Nearly fifty Fab Labs, or digital fabrication laboratories, have been created in sixteen different countries around the world. A Fab Lab consists of a suite of tools for digital fabrication, including a laser cutter, vinyl cutter, CNC router, 3D scanner, 3D printer, and a variety of other tools. These resources enable people to make almost anything, and can help everyone to better meet the needs of their community via rapid prototyping and digital design solutions. At the Fab Lab in Jalalabad, Afghanistan lab users designed and fabricated their own long- range wireless antennas to bring internet reception to their community.
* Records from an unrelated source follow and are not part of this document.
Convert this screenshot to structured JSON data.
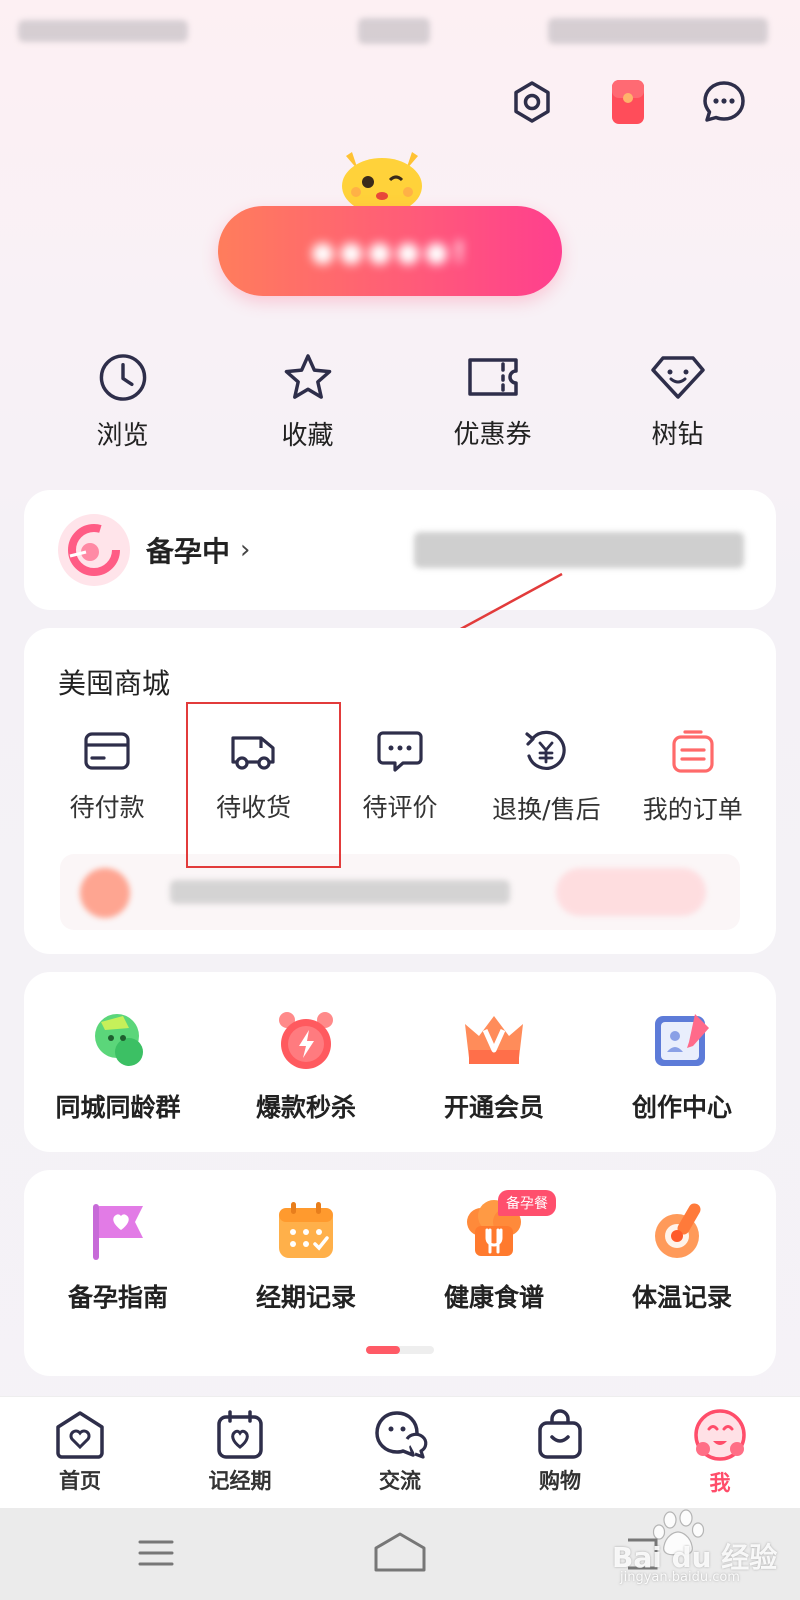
{
  "header": {
    "icons": [
      "settings-icon",
      "red-packet-icon",
      "message-icon"
    ]
  },
  "quick": {
    "items": [
      {
        "label": "浏览",
        "icon": "clock-icon"
      },
      {
        "label": "收藏",
        "icon": "star-icon"
      },
      {
        "label": "优惠券",
        "icon": "coupon-icon"
      },
      {
        "label": "树钻",
        "icon": "diamond-icon"
      }
    ]
  },
  "status": {
    "label": "备孕中",
    "arrow": "›"
  },
  "mall": {
    "title": "美囤商城",
    "orders": [
      {
        "label": "待付款",
        "icon": "card-icon"
      },
      {
        "label": "待收货",
        "icon": "truck-icon"
      },
      {
        "label": "待评价",
        "icon": "comment-icon"
      },
      {
        "label": "退换/售后",
        "icon": "refund-icon"
      },
      {
        "label": "我的订单",
        "icon": "order-list-icon"
      }
    ]
  },
  "features": {
    "row1": [
      {
        "label": "同城同龄群",
        "icon": "group-chat-icon"
      },
      {
        "label": "爆款秒杀",
        "icon": "alarm-flash-icon"
      },
      {
        "label": "开通会员",
        "icon": "crown-icon"
      },
      {
        "label": "创作中心",
        "icon": "create-icon"
      }
    ],
    "row2": [
      {
        "label": "备孕指南",
        "icon": "guide-flag-icon"
      },
      {
        "label": "经期记录",
        "icon": "calendar-icon"
      },
      {
        "label": "健康食谱",
        "icon": "chef-icon",
        "badge": "备孕餐"
      },
      {
        "label": "体温记录",
        "icon": "thermometer-icon"
      }
    ]
  },
  "nav": {
    "items": [
      {
        "label": "首页",
        "icon": "home-icon"
      },
      {
        "label": "记经期",
        "icon": "period-calendar-icon"
      },
      {
        "label": "交流",
        "icon": "chat-icon"
      },
      {
        "label": "购物",
        "icon": "bag-icon"
      },
      {
        "label": "我",
        "icon": "me-avatar-icon"
      }
    ],
    "active_color": "#ff4d6a"
  },
  "watermark": {
    "brand": "Bai du 经验",
    "url": "jingyan.baidu.com"
  },
  "colors": {
    "accent": "#ff4f6d",
    "highlight_box": "#e23b3b"
  }
}
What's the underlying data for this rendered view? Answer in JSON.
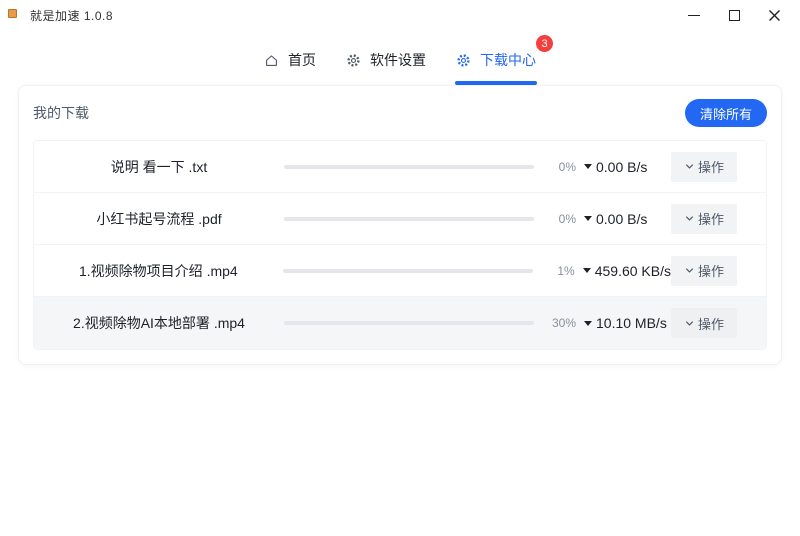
{
  "window": {
    "title": "就是加速  1.0.8",
    "controls": [
      "minimize",
      "maximize",
      "close"
    ]
  },
  "nav": {
    "tabs": [
      {
        "label": "首页",
        "icon": "home-icon",
        "active": false
      },
      {
        "label": "软件设置",
        "icon": "gear-icon",
        "active": false
      },
      {
        "label": "下载中心",
        "icon": "gear-icon",
        "active": true,
        "badge": "3"
      }
    ]
  },
  "panel": {
    "title": "我的下载",
    "clear_all_label": "清除所有",
    "action_label": "操作",
    "downloads": [
      {
        "name": "说明 看一下 .txt",
        "progress": 0,
        "percent": "0%",
        "speed": "0.00 B/s",
        "highlighted": false
      },
      {
        "name": "小红书起号流程 .pdf",
        "progress": 0.8,
        "percent": "0%",
        "speed": "0.00 B/s",
        "highlighted": false
      },
      {
        "name": "1.视频除物项目介绍 .mp4",
        "progress": 2.5,
        "percent": "1%",
        "speed": "459.60 KB/s",
        "highlighted": false
      },
      {
        "name": "2.视频除物AI本地部署 .mp4",
        "progress": 30,
        "percent": "30%",
        "speed": "10.10 MB/s",
        "highlighted": true
      }
    ]
  },
  "colors": {
    "accent": "#2268f2",
    "badge": "#f53f3f",
    "progress_track": "#e5e6eb",
    "row_highlight": "#f5f6f8"
  }
}
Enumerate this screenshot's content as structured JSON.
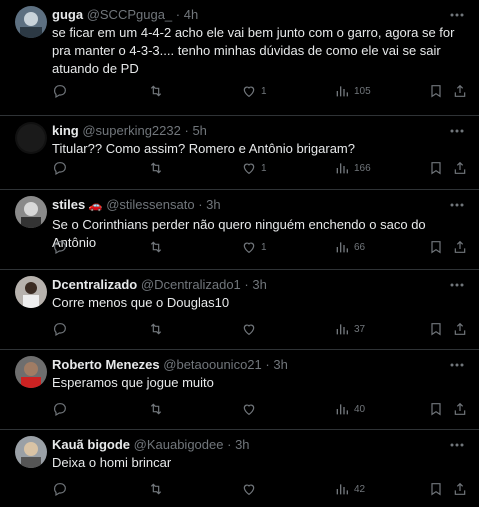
{
  "tweets": [
    {
      "name": "guga",
      "handle": "@SCCPguga_",
      "time": "4h",
      "text": "se ficar em um 4-4-2 acho ele vai bem junto com o garro, agora se for pra manter o 4-3-3.... tenho minhas dúvidas de como ele vai se sair atuando de PD",
      "likes": "1",
      "views": "105",
      "badge": ""
    },
    {
      "name": "king",
      "handle": "@superking2232",
      "time": "5h",
      "text": "Titular?? Como assim? Romero e Antônio brigaram?",
      "likes": "1",
      "views": "166",
      "badge": ""
    },
    {
      "name": "stiles",
      "handle": "@stilessensato",
      "time": "3h",
      "text": "Se o Corinthians perder não quero ninguém enchendo o saco do Antônio",
      "likes": "1",
      "views": "66",
      "badge": "🚗"
    },
    {
      "name": "Dcentralizado",
      "handle": "@Dcentralizado1",
      "time": "3h",
      "text": "Corre menos que o Douglas10",
      "likes": "",
      "views": "37",
      "badge": ""
    },
    {
      "name": "Roberto Menezes",
      "handle": "@betaoounico21",
      "time": "3h",
      "text": "Esperamos que jogue muito",
      "likes": "",
      "views": "40",
      "badge": ""
    },
    {
      "name": "Kauã bigode",
      "handle": "@Kauabigodee",
      "time": "3h",
      "text": "Deixa o homi brincar",
      "likes": "",
      "views": "42",
      "badge": ""
    }
  ],
  "separator": "·"
}
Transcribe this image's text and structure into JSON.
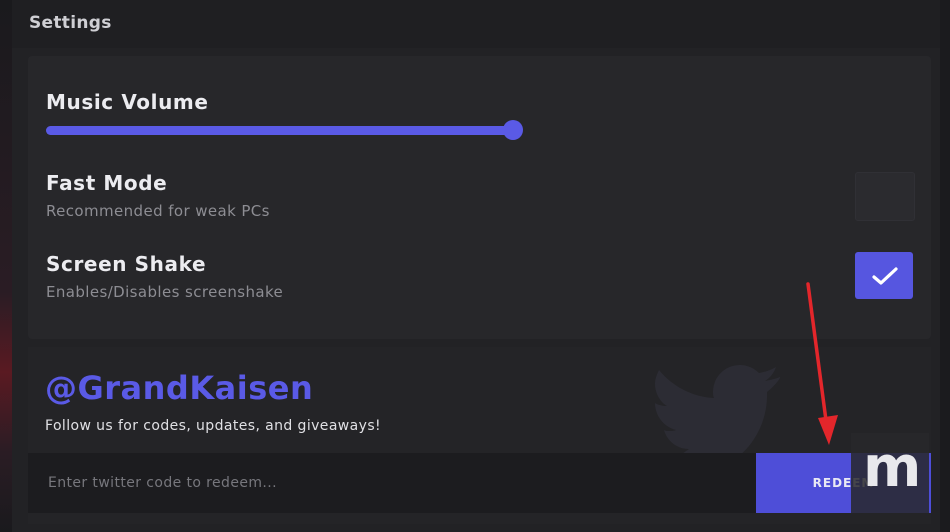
{
  "header": {
    "title": "Settings"
  },
  "settings": {
    "music_volume": {
      "label": "Music Volume",
      "level_percent": 100
    },
    "fast_mode": {
      "label": "Fast Mode",
      "description": "Recommended for weak PCs",
      "checked": false
    },
    "screen_shake": {
      "label": "Screen Shake",
      "description": "Enables/Disables screenshake",
      "checked": true
    }
  },
  "social": {
    "handle": "@GrandKaisen",
    "follow_text": "Follow us for codes, updates, and giveaways!",
    "code_input": {
      "placeholder": "Enter twitter code to redeem...",
      "value": ""
    },
    "redeem_label": "REDEEM"
  },
  "watermark": {
    "letter": "m"
  },
  "colors": {
    "accent": "#5a5ae6",
    "background": "#222225",
    "panel": "#27272a",
    "annotation_arrow": "#e3262b"
  },
  "icons": {
    "checkmark": "check-icon",
    "twitter_bird": "twitter-bird-icon",
    "annotation": "red-arrow-icon"
  }
}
These receivers were built from plywood and chicken wire.

In our Providence and Rhode Island communities, I see a need for employment. Using the skills that I have learned in the Fab Academy, I hope to create jobs by building a lasercutter and starting a laser- cut textile business. In this endeavor I will unite these new digital techniques with my extensive knowledge of traditional craft practices. I'm currently researching different types of home-built lasercutters, and writing a business plan.

This August, the first class of the Fab Academy will graduate in Amsterdam at the 6th annual FAB conference. I look hopefully forward to attending this event and to learning, teaching, and continuing to work in new ways in the future.

Saturday, July 17, 2010

Electronic "Paper"work

I've been applying for a lot of stuff lately, mostly associated with the logistics around getting to the Fab Academy graduation in Amsterdam. I'm working on an interview/ article for an exciting magazine, and yesterday I gave an artist talk for the Providence Art Windows. I guess I haven't written in a little while because, focusing on work, I didn't feel outgoing for a few days. Now I'm finishing up projects to bring to Europe, and researching libraries, museums, galleries, and suppliers to visit while overseas. Let me know if you have any suggestions!

Wednesday, July 7, 2010

More Glass

Photos by Gisel Florez, except for the bottom one.
It took me a month to make this necklace.

I made some of these beads with vintage glass rods from 1950s France.
I etched the glass to look matte, like candy necklaces.

Sunday, July 4, 2010

Hair- do

I don't usually post images of things I didn't make myself, but I really want to share these. Most of them are from Hairport in Lisbon, Portugal.

Friday, July 2, 2010

Evolving Bubblecloud

I'm always trying to figure out the myriad possibilities to construct the support structures for these forms I imagine.